*Exercise details*
Copy every entry below exactly as it appears, leaving out the images.
[Listed records — start]
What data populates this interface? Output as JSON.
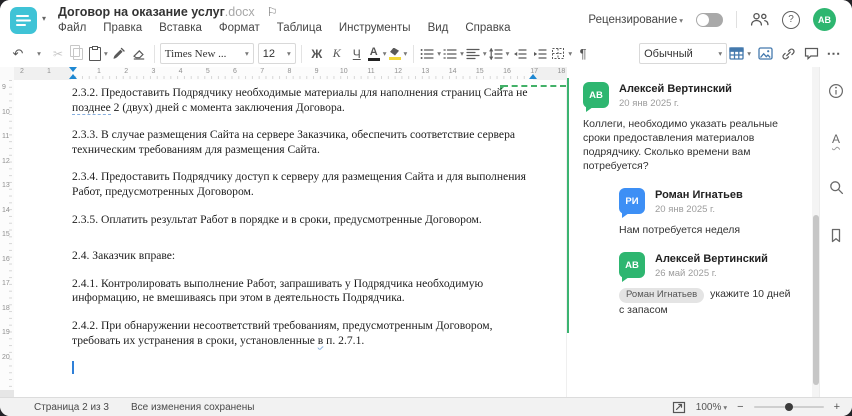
{
  "window": {
    "title": "Договор на оказание услуг",
    "ext": ".docx"
  },
  "menu": {
    "items": [
      "Файл",
      "Правка",
      "Вставка",
      "Формат",
      "Таблица",
      "Инструменты",
      "Вид",
      "Справка"
    ]
  },
  "topbar": {
    "review_label": "Рецензирование",
    "avatar_initials": "АВ"
  },
  "toolbar": {
    "font_name": "Times New ...",
    "font_size": "12",
    "bold_label": "Ж",
    "italic_label": "К",
    "underline_label": "Ч",
    "font_color_letter": "А",
    "style_name": "Обычный"
  },
  "icons": {
    "undo": "↶",
    "caret": "▾",
    "cut": "✂",
    "pilcrow": "¶",
    "more": "⋯",
    "flag": "⚐",
    "question": "?",
    "minus": "−",
    "plus": "+",
    "spell_letter": "А"
  },
  "ruler": {
    "h_left": [
      "2",
      "1"
    ],
    "h_numbers": [
      "1",
      "2",
      "3",
      "4",
      "5",
      "6",
      "7",
      "8",
      "9",
      "10",
      "11",
      "12",
      "13",
      "14",
      "15",
      "16",
      "17",
      "18"
    ],
    "v_numbers": [
      "9",
      "10",
      "11",
      "12",
      "13",
      "14",
      "15",
      "16",
      "17",
      "18",
      "19",
      "20"
    ]
  },
  "document": {
    "paragraphs": [
      {
        "segments": [
          {
            "t": "2.3.2. Предоставить Подрядчику необходимые материалы для наполнения страниц Сайта не "
          },
          {
            "t": "позднее",
            "u": "dashed"
          },
          {
            "t": " 2 (двух) дней с момента заключения Договора."
          }
        ]
      },
      {
        "segments": [
          {
            "t": "2.3.3. В случае размещения Сайта на сервере Заказчика, обеспечить соответствие сервера техническим требованиям для размещения Сайта."
          }
        ]
      },
      {
        "segments": [
          {
            "t": "2.3.4. Предоставить Подрядчику доступ к серверу для размещения Сайта и для выполнения Работ, предусмотренных Договором."
          }
        ]
      },
      {
        "segments": [
          {
            "t": "2.3.5. Оплатить результат Работ в порядке и в сроки, предусмотренные Договором."
          }
        ]
      },
      {
        "gap": true,
        "segments": [
          {
            "t": "2.4. Заказчик вправе:"
          }
        ]
      },
      {
        "segments": [
          {
            "t": "2.4.1. Контролировать выполнение Работ, запрашивать у Подрядчика необходимую информацию, не вмешиваясь при этом в деятельность Подрядчика."
          }
        ]
      },
      {
        "segments": [
          {
            "t": "2.4.2. При обнаружении несоответствий требованиям, предусмотренным Договором, требовать их устранения в сроки, установленные "
          },
          {
            "t": "в",
            "u": "wavy"
          },
          {
            "t": " п. 2.7.1."
          }
        ]
      }
    ]
  },
  "comments": {
    "thread": [
      {
        "initials": "АВ",
        "name": "Алексей Вертинский",
        "date": "20 янв 2025 г.",
        "text": "Коллеги, необходимо указать реальные сроки предоставления материалов подрядчику. Сколько времени вам потребуется?",
        "avatar_color": "#2eb670",
        "is_reply": false
      },
      {
        "initials": "РИ",
        "name": "Роман Игнатьев",
        "date": "20 янв 2025 г.",
        "text": "Нам потребуется неделя",
        "avatar_color": "#3d8ff5",
        "is_reply": true
      },
      {
        "initials": "АВ",
        "name": "Алексей Вертинский",
        "date": "26 май 2025 г.",
        "mention": "Роман Игнатьев",
        "text": " укажите 10 дней с запасом",
        "avatar_color": "#2eb670",
        "is_reply": true
      }
    ]
  },
  "status": {
    "page_label": "Страница 2 из 3",
    "saved_label": "Все изменения сохранены",
    "zoom_value": "100%"
  },
  "colors": {
    "accent_teal": "#3fc3d6",
    "green": "#2eb670",
    "blue": "#3d8ff5",
    "toolbar_blue": "#4479ad",
    "marker_blue": "#1e88d2",
    "comment_border": "#3cb471"
  }
}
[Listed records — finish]
*Response for this exercise*
What data populates this interface? Output as JSON.
{
  "window": {
    "title": "Договор на оказание услуг",
    "ext": ".docx"
  },
  "menu": {
    "items": [
      "Файл",
      "Правка",
      "Вставка",
      "Формат",
      "Таблица",
      "Инструменты",
      "Вид",
      "Справка"
    ]
  },
  "topbar": {
    "review_label": "Рецензирование",
    "avatar_initials": "АВ"
  },
  "toolbar": {
    "font_name": "Times New ...",
    "font_size": "12",
    "bold_label": "Ж",
    "italic_label": "К",
    "underline_label": "Ч",
    "font_color_letter": "А",
    "style_name": "Обычный"
  },
  "icons": {
    "undo": "↶",
    "caret": "▾",
    "cut": "✂",
    "pilcrow": "¶",
    "more": "⋯",
    "flag": "⚐",
    "question": "?",
    "minus": "−",
    "plus": "+",
    "spell_letter": "А"
  },
  "ruler": {
    "h_left": [
      "2",
      "1"
    ],
    "h_numbers": [
      "1",
      "2",
      "3",
      "4",
      "5",
      "6",
      "7",
      "8",
      "9",
      "10",
      "11",
      "12",
      "13",
      "14",
      "15",
      "16",
      "17",
      "18"
    ],
    "v_numbers": [
      "9",
      "10",
      "11",
      "12",
      "13",
      "14",
      "15",
      "16",
      "17",
      "18",
      "19",
      "20"
    ]
  },
  "document": {
    "paragraphs": [
      {
        "segments": [
          {
            "t": "2.3.2. Предоставить Подрядчику необходимые материалы для наполнения страниц Сайта не "
          },
          {
            "t": "позднее",
            "u": "dashed"
          },
          {
            "t": " 2 (двух) дней с момента заключения Договора."
          }
        ]
      },
      {
        "segments": [
          {
            "t": "2.3.3. В случае размещения Сайта на сервере Заказчика, обеспечить соответствие сервера техническим требованиям для размещения Сайта."
          }
        ]
      },
      {
        "segments": [
          {
            "t": "2.3.4. Предоставить Подрядчику доступ к серверу для размещения Сайта и для выполнения Работ, предусмотренных Договором."
          }
        ]
      },
      {
        "segments": [
          {
            "t": "2.3.5. Оплатить результат Работ в порядке и в сроки, предусмотренные Договором."
          }
        ]
      },
      {
        "gap": true,
        "segments": [
          {
            "t": "2.4. Заказчик вправе:"
          }
        ]
      },
      {
        "segments": [
          {
            "t": "2.4.1. Контролировать выполнение Работ, запрашивать у Подрядчика необходимую информацию, не вмешиваясь при этом в деятельность Подрядчика."
          }
        ]
      },
      {
        "segments": [
          {
            "t": "2.4.2. При обнаружении несоответствий требованиям, предусмотренным Договором, требовать их устранения в сроки, установленные "
          },
          {
            "t": "в",
            "u": "wavy"
          },
          {
            "t": " п. 2.7.1."
          }
        ]
      }
    ]
  },
  "comments": {
    "thread": [
      {
        "initials": "АВ",
        "name": "Алексей Вертинский",
        "date": "20 янв 2025 г.",
        "text": "Коллеги, необходимо указать реальные сроки предоставления материалов подрядчику. Сколько времени вам потребуется?",
        "avatar_color": "#2eb670",
        "is_reply": false
      },
      {
        "initials": "РИ",
        "name": "Роман Игнатьев",
        "date": "20 янв 2025 г.",
        "text": "Нам потребуется неделя",
        "avatar_color": "#3d8ff5",
        "is_reply": true
      },
      {
        "initials": "АВ",
        "name": "Алексей Вертинский",
        "date": "26 май 2025 г.",
        "mention": "Роман Игнатьев",
        "text": " укажите 10 дней с запасом",
        "avatar_color": "#2eb670",
        "is_reply": true
      }
    ]
  },
  "status": {
    "page_label": "Страница 2 из 3",
    "saved_label": "Все изменения сохранены",
    "zoom_value": "100%"
  },
  "colors": {
    "accent_teal": "#3fc3d6",
    "green": "#2eb670",
    "blue": "#3d8ff5",
    "toolbar_blue": "#4479ad",
    "marker_blue": "#1e88d2",
    "comment_border": "#3cb471"
  }
}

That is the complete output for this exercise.